No! It was definitely the best in all Italy; and therefore the best in the whole of the known world.
So we all loaded ourselves into several cars and there were also a few Vespas and we drove for almost an hour until we arrived in a very small village. In the middle of a very ordinary street with the most harsh lighting, there stood an open doorway, leading into one of the most unprepossessing little osteria or excuse for not even a trattoria (which is lower down in the pecking order than a ristorante) that I had seen for a while.
An osteria survives on good food and the attitude that the owner is more the host; rather than the more elegant or grand atmosphere in a ristorante.
Polenta e coniglio - Polenta and rabbit
Had we come to the wrong place? Obviously not, because there were calls of “Ecolo!” and a good deal of laughter and calling for the cook. And then the cook appeared. He spoke with his group of customers for a while and then showed us into the “restaurant”. The tables were old, metal legged, plastic topped. Some had plastic cloths; others were bare; some had real cotton cloths.
A waiter (a brother or uncle, I assumed; or perhaps another customer) brought some wine and we made do with that… and we waited.
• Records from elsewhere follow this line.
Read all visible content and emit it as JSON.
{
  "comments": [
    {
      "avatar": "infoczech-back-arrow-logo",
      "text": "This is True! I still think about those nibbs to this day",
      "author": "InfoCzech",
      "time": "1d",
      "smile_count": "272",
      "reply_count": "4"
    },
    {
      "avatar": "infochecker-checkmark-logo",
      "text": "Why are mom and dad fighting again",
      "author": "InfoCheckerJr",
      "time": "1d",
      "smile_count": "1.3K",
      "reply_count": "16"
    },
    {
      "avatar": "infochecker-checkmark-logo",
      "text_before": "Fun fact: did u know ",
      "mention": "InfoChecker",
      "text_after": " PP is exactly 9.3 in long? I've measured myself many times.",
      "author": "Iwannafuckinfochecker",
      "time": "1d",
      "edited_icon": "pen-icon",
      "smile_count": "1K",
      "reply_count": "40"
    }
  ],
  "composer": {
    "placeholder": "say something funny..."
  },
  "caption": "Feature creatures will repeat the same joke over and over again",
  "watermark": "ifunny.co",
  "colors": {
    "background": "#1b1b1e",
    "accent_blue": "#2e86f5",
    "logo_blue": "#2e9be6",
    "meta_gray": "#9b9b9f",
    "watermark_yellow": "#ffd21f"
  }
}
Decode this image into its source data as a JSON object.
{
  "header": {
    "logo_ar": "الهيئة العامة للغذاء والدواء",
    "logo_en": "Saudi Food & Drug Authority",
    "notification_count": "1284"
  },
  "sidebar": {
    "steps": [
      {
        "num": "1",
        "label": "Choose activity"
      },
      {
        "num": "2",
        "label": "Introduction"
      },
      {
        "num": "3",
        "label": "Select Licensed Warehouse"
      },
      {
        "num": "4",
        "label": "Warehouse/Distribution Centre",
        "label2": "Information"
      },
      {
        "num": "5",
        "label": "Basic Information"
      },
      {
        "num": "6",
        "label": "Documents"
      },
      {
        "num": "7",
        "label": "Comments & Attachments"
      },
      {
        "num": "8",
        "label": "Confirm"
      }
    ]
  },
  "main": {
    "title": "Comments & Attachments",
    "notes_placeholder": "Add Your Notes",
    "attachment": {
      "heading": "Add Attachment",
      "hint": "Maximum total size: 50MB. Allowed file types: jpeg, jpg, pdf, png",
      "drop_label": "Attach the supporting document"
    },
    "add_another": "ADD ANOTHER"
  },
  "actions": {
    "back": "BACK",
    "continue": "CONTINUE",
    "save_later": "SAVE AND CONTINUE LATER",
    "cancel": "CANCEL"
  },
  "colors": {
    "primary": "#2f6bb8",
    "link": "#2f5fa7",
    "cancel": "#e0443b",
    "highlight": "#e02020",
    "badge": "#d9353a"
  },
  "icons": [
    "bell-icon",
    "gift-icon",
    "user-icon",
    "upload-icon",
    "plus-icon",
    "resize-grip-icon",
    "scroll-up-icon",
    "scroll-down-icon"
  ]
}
Then the gnocchi, the polenta and the risotto appeared, and I can say honestly that I have never tasted anything so remarkably delicious. The risotto that we had eaten at the expensive Ristorante d’Oropa was lovely, but it certainly was no better than this.
After the meal, I walked out into the little road that led from that open door, and was breathing in the wonderful night air. Above me, circling the harsh street light which cast such a bright and ugly light across the road, were moths and little pipistrelli, diving and swooping, scooping up the little moths in their flight. Those pipistrelli having eaten in Sordevolo as had I.
I hope they enjoyed their meal as much as I had.
Please take the time to read the rest of this story... all five chapters are linked below.
- The Well in Pollone Chapter One
In northern Italy there is a province known to the world as Piedmont. It is an area that for centuries has been invaded by Romans, Burgundians and Goths. It has been annexed and reinvaded by Byzantines, Lombards and Franks. Magyars and the Saracens c
- The Well in Pollone: Chapter Two
Eventually we reached Pollone, and I was not disappointed. It was a charming village, and everything nice that Umberto had said about it had fulfilled all my expectations. We drove at speed through the little lanes and along the wider roads and then
- The Well in Pollone Chapter Three
On the first Sunday morning of my stay in Pollone, I was sitting on the stairs; basking in the sunshine when a heard a voice. Buongiorno, I looked down to see Olga standing, just inside the great door. She was wearing a light skirt and blouse; her
- The Well in Pollone Chapter Four
Not all meals were in expensive restaurants. One evening, Olga drove us to a village on the edge of Lago Maggiore. We entered a piazza in the centre of the village. The piazza was surrounded on four sides by four or five storied houses and apartments
- The Well in Pollone Chapter Five
But, as they say, all good things must come to an end. Days stretched into almost two weeks, and I had to return to London far too soon. I had enjoyed myself enormously. On the day before I was due to leave, I was about to take one of my last breakfa